I grew up on Lake Erie in Buffalo, NY. Though I did not live on the lake shore itself, the lake was a constant presence in my life. Visiting family always means visiting the lake. This view is from a little park in Erie, PA where my nephew and his family live.
Their neighborhood is filled with massive old trees like this one dwarfing the house across the street from theirs. It instantly brought to mind fairly tales with tiny houses deep in the woods — even though it is on a city street!
Their own yard is home to this outstanding Tulip tree (Liriodendron tulipifera), which is native to eastern North America.
My great-nephew and I barely got our arms halfway around the trunk which makes me very curious about the age of their tree . . .
since I think it is bigger than this historic specimen we saw when we visited the Cleveland Botanical Garden on the way to Erie. That tree is 222 years old! So Mike and Sara and Jack and Ben: Take care of your tree. You will not see its like again.
Everywhere we went we saw wonderful big trees including chestnuts and buckeyes. I was blown away by the ones on the lawn of the Albright-Knox Art Gallery in Buffalo. I took art classes there as a grade school student and spent countless hours looking at the art as an art student in college. I've never forgotten the Caryatids by Augustus Saint Gaudens on the exterior of the building or the art within, but I have no recollection of these trees.

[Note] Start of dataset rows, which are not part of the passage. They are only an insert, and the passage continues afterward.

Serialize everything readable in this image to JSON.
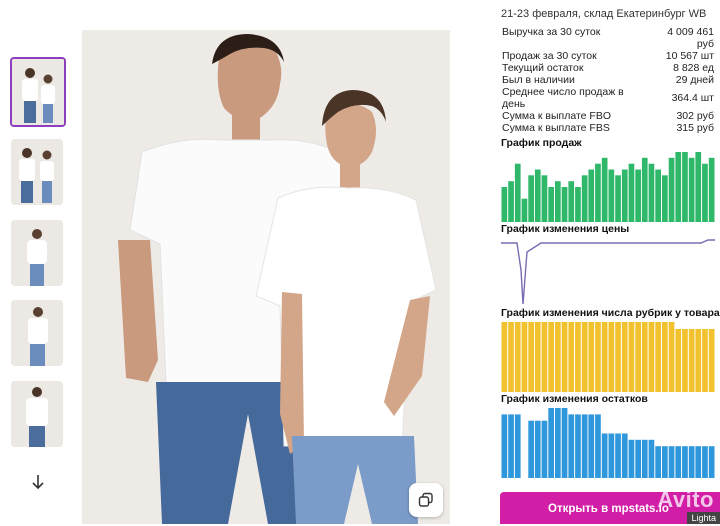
{
  "gallery": {
    "thumbs": [
      "couple-front",
      "couple-side",
      "woman-front",
      "woman-side",
      "man-front"
    ],
    "scroll_down_icon": "arrow-down-icon",
    "zoom_icon": "copy-icon"
  },
  "panel": {
    "header": "21-23 февраля, склад Екатеринбург WB",
    "stats": [
      {
        "label": "Выручка за 30 суток",
        "value": "4 009 461 руб"
      },
      {
        "label": "Продаж за 30 суток",
        "value": "10 567 шт"
      },
      {
        "label": "Текущий остаток",
        "value": "8 828 ед"
      },
      {
        "label": "Был в наличии",
        "value": "29 дней"
      },
      {
        "label": "Среднее число продаж в день",
        "value": "364.4 шт"
      },
      {
        "label": "Сумма к выплате FBO",
        "value": "302 руб"
      },
      {
        "label": "Сумма к выплате FBS",
        "value": "315 руб"
      }
    ],
    "charts": {
      "sales_title": "График продаж",
      "price_title": "График изменения цены",
      "rubrics_title": "График изменения числа рубрик у товара",
      "stock_title": "График изменения остатков"
    },
    "open_button": "Открыть в mpstats.io",
    "watermark": "Avito",
    "light_badge": "Lighta"
  },
  "colors": {
    "sales": "#2fb86a",
    "price": "#7b6bb0",
    "rubrics": "#f2c12e",
    "stock": "#2f97dc",
    "button": "#d21ea6",
    "active_thumb_border": "#8e3fbf"
  },
  "chart_data": [
    {
      "type": "bar",
      "name": "sales",
      "values": [
        6,
        7,
        10,
        4,
        8,
        9,
        8,
        6,
        7,
        6,
        7,
        6,
        8,
        9,
        10,
        11,
        9,
        8,
        9,
        10,
        9,
        11,
        10,
        9,
        8,
        11,
        12,
        12,
        11,
        12,
        10,
        11
      ]
    },
    {
      "type": "line",
      "name": "price",
      "values": [
        10,
        10,
        10,
        10,
        10,
        10,
        10,
        10,
        10,
        10,
        10,
        10,
        10,
        10,
        10,
        10,
        10,
        10,
        10,
        10,
        10,
        10,
        10,
        10,
        10,
        10,
        10,
        10,
        10,
        10,
        10,
        10,
        10,
        10,
        10,
        10,
        10,
        10,
        10,
        10,
        10,
        10,
        10,
        10,
        10,
        10,
        10,
        10,
        10,
        10,
        10,
        10,
        10,
        10,
        10,
        10,
        10,
        10,
        10,
        10,
        10,
        10,
        10,
        10,
        10,
        10,
        10,
        10,
        10,
        10,
        10,
        10,
        10,
        10,
        10,
        10,
        10,
        10,
        10,
        10,
        10,
        10,
        10,
        10,
        10,
        10,
        10,
        10,
        10,
        10,
        10,
        10,
        10,
        10,
        10,
        10,
        10,
        10,
        10,
        10,
        10,
        10,
        10,
        10,
        10,
        10,
        10,
        10,
        10,
        10,
        10,
        10,
        10,
        10,
        10,
        10,
        10,
        10,
        10,
        10,
        10,
        10,
        10,
        10,
        10,
        10,
        10,
        10,
        10,
        10,
        10,
        10,
        10,
        10,
        10,
        10,
        10,
        10,
        10,
        10,
        10,
        10,
        10,
        10,
        10,
        10,
        10,
        10,
        10,
        10,
        10,
        10,
        10,
        10,
        10,
        10,
        10,
        10,
        10,
        10,
        10,
        10,
        10,
        10,
        10,
        10,
        10,
        10,
        10,
        10,
        10,
        10,
        10,
        10,
        10,
        10,
        10,
        10,
        10,
        10,
        10,
        10,
        10,
        10,
        10,
        10,
        10,
        10,
        10,
        10,
        10,
        10,
        10,
        10,
        10,
        10,
        10,
        10,
        10,
        10,
        10,
        11,
        11
      ]
    },
    {
      "type": "bar",
      "name": "rubrics",
      "values": [
        10,
        10,
        10,
        10,
        10,
        10,
        10,
        10,
        10,
        10,
        10,
        10,
        10,
        10,
        10,
        10,
        10,
        10,
        10,
        10,
        10,
        10,
        10,
        10,
        10,
        10,
        9,
        9,
        9,
        9,
        9,
        9
      ]
    },
    {
      "type": "bar",
      "name": "stock",
      "values": [
        10,
        10,
        10,
        0,
        9,
        9,
        9,
        11,
        11,
        11,
        10,
        10,
        10,
        10,
        10,
        7,
        7,
        7,
        7,
        6,
        6,
        6,
        6,
        5,
        5,
        5,
        5,
        5,
        5,
        5,
        5,
        5
      ]
    }
  ]
}
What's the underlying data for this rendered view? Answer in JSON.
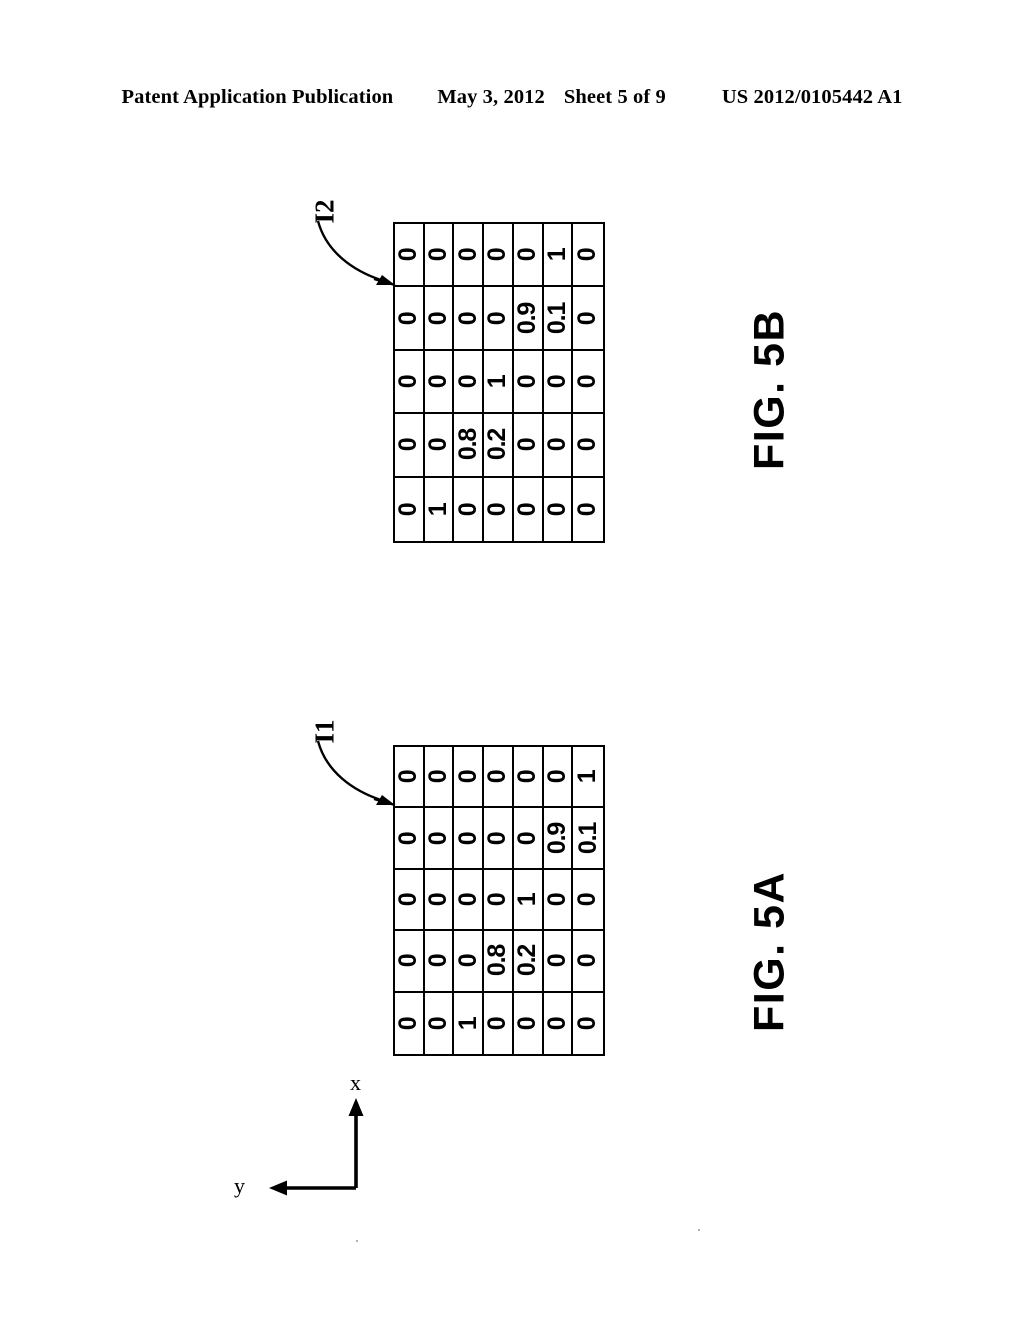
{
  "header": {
    "publication": "Patent Application Publication",
    "date": "May 3, 2012",
    "sheet": "Sheet 5 of 9",
    "number": "US 2012/0105442 A1"
  },
  "figures": [
    {
      "id": "fig-5b",
      "caption": "FIG. 5B",
      "ref_label": "I2",
      "grid": {
        "rows": 5,
        "cols": 7,
        "orientation": "rotated-90",
        "cells": [
          [
            "0",
            "0",
            "0",
            "0",
            "0",
            "1",
            "0"
          ],
          [
            "0",
            "0",
            "0",
            "0",
            "0.9",
            "0.1",
            "0"
          ],
          [
            "0",
            "0",
            "0",
            "1",
            "0",
            "0",
            "0"
          ],
          [
            "0",
            "0",
            "0.8",
            "0.2",
            "0",
            "0",
            "0"
          ],
          [
            "0",
            "1",
            "0",
            "0",
            "0",
            "0",
            "0"
          ]
        ]
      }
    },
    {
      "id": "fig-5a",
      "caption": "FIG. 5A",
      "ref_label": "I1",
      "grid": {
        "rows": 5,
        "cols": 7,
        "orientation": "rotated-90",
        "cells": [
          [
            "0",
            "0",
            "0",
            "0",
            "0",
            "0",
            "1"
          ],
          [
            "0",
            "0",
            "0",
            "0",
            "0",
            "0.9",
            "0.1"
          ],
          [
            "0",
            "0",
            "0",
            "0",
            "1",
            "0",
            "0"
          ],
          [
            "0",
            "0",
            "0",
            "0.8",
            "0.2",
            "0",
            "0"
          ],
          [
            "0",
            "0",
            "1",
            "0",
            "0",
            "0",
            "0"
          ]
        ]
      }
    }
  ],
  "axis_indicator": {
    "x_label": "x",
    "y_label": "y",
    "x_direction": "up",
    "y_direction": "left"
  },
  "colors": {
    "ink": "#000000",
    "paper": "#ffffff"
  }
}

Even more surprising was the discovery of one of these beauties growing in front of the house where we lived from the time I was in 7th grade until the end of freshman year of college. I have absolutely no recollection of this tree. Though I clearly remember spending summers reading under a densely shady maple in the back yard. More proof that you only learn to love and revere trees as you age!